The inclusion of engine pooling arrangements and rigorous maintenance requirements in operating leases frequently results in engines which formed part of a leased aircraft at delivery being off-wing. Off-wing engines create complications for transaction parties attempting to execute a sale of the aircraft. While these complications are not insurmountable, the marketplace has developed different approaches to address the off-wing engine scenario.
The trading of aircraft assets between industry participants is as dynamic, legally complex and fraught with intense negotiation as ever. Although transacting parties go to great lengths to protect their pre and post-closing positions by attempting to account for all eventualities in the applicable transaction documentation, mistakes that fall outside the protective ambit of such documentation can still occur.

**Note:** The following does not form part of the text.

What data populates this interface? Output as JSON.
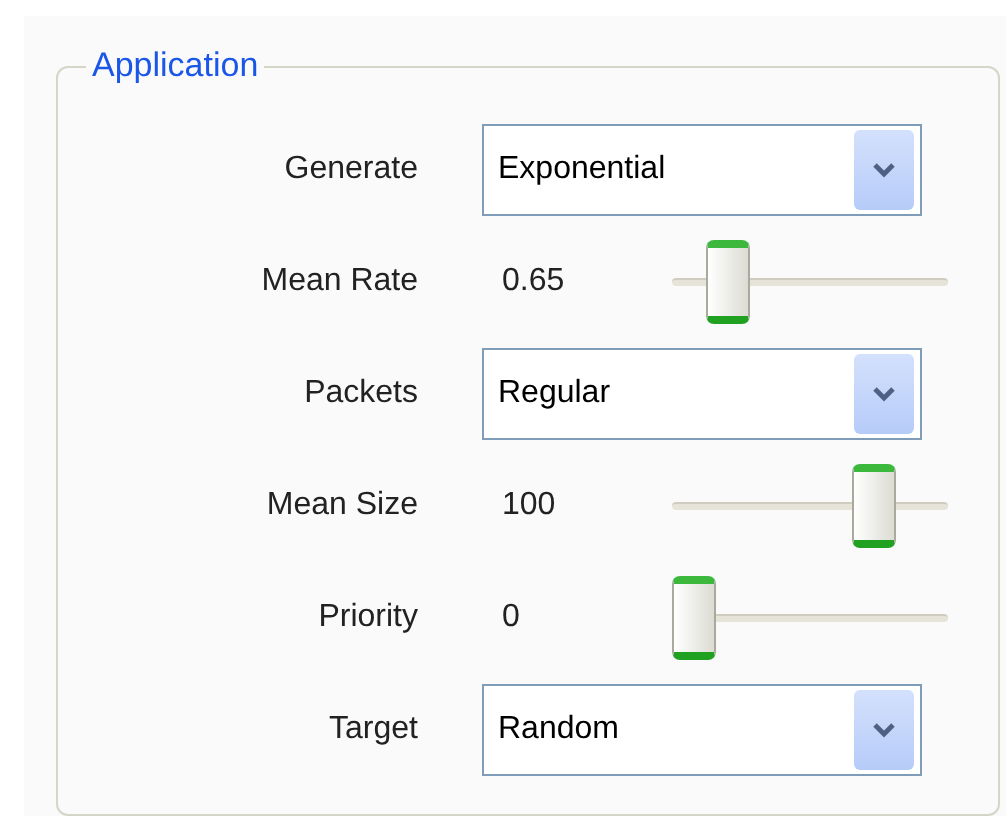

The Cape Town Convention allows for any state to designate an entity within its territory as the entry point through which information shall or may be transmitted to the International Registry. Where a contracting state has so designated such an entity, any registration made which seeks to circumvent the applicable entry point will be invalid. However, there is an important exception to this rule.